As a business owner for 19 years, I know networking is hands down the golden key to making connections, opening doors and cultivating new relationships with contacts. I’m proud to say that my firm Thomas/Boyd Communications has built our business primarily through networking and client referrals. After all, business is about personal contact and relationships with people.

Networking can happen when you least expect it to, and it can have unforeseen impact on your business. Years ago, while serving as a panelist on the topic of Public Relations/Marketing, I struck up a conversation with one of the other panelists. That conversation led to lunch, which led to a business opportunity. That was seven years ago, and we’re still working with that client today.

Networking is about connecting the dots and building relationships. Here are some do’s and don’ts:


DO Get Involved – Networking happens everywhere, from chamber and business events to more informal gatherings. When I was starting out in business, I joined the marketing committee of a chamber of commerce, and immediately got to know 20 people off the bat. Next time I went to a chamber event, I knew those 20 people, and they introduced me to more and so on and so on…

DO Look and Act the Part – Remember you’re representing both your business and your personal brand. Dress accordingly. It doesn’t hurt to practice your handshake either. Make sure it’s firm and look the person in the eye.

DO Talk About Your Business – It’s important to let people know what you do in case they or someone they know need your service one day. Keep a few talking points in mind about your line of work, but don’t get stressed out about creating a “30-second commercial.” Instead, create messaging in your own words and your own style. The last thing you want to do is sound like a recorded script.

DO Introduce People – Find the connection between someone you just met and someone you know. Help someone else expand their network, too.

DO Follow Up – Send a follow up email or LinkedIn request when appropriate. Stay in touch, and stay on their radar.


DON’T Try to Be Someone Else – You can always tell when someone is projecting an image of who they think they should be. Be yourself!

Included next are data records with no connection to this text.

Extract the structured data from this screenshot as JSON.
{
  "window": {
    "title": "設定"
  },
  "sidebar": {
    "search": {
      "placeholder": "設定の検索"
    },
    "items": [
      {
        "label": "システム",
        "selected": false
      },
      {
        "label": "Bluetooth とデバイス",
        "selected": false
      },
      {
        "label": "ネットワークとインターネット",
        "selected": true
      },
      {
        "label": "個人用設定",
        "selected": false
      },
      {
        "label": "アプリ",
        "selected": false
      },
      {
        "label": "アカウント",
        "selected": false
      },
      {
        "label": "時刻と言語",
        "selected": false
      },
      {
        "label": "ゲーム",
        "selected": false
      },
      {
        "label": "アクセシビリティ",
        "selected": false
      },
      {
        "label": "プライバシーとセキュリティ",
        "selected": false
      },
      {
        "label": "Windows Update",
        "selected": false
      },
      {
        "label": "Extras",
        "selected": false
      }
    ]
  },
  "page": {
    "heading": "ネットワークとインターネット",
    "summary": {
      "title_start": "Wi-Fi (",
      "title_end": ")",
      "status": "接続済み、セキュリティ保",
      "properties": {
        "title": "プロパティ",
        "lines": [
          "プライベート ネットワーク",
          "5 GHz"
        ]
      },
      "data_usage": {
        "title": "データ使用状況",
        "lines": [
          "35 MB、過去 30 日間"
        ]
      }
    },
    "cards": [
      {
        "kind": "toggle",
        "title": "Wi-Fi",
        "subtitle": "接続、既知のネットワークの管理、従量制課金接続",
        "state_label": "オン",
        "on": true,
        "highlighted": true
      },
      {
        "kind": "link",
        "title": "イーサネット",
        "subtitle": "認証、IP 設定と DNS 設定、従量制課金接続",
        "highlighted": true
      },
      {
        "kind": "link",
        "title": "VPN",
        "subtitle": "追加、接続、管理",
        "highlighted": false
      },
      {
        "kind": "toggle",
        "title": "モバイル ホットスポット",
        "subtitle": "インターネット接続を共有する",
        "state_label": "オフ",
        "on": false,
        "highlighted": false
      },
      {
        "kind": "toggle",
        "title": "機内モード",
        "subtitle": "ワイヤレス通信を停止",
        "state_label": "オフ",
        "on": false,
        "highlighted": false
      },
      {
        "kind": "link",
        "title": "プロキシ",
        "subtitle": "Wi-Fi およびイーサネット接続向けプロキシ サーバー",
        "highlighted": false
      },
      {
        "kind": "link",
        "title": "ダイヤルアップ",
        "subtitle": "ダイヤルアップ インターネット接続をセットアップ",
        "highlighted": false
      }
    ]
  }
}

Don’t feel like you have to fit a certain type of networking “personality.” Discover your style by asking yourself, “What is my personal brand? How do I see myself?”

DON’T Forget Someone’s Name – Do whatever you need to do to ensure it doesn’t go in one ear and out the other.

DON’T Look Over Someone’s Shoulder – It’s so irritating to talk to someone and see their eyes looking around for someone else to talk to. You may not find who you’re looking for, and you’ve completely alienated the person you’re talking to in the process.

DON’T Think Only About Yourself – Networking is a mindset. You’re learning about someone else and making a connection. Maybe you can help each other.

PamBoydHeadshotAbout the Author: 
Pam Boyd is co-founder and president of Thomas/Boyd Communications and an award-winning marketing communications professional who provides strategy to advance her clients and their causes. She has achieved renowned success in media relations and placements, event planning and strategic programs and initiatives.

For the latest on TBC, our clients and trends in PR, like us on Facebook and follow us on Twitter and LinkedIn.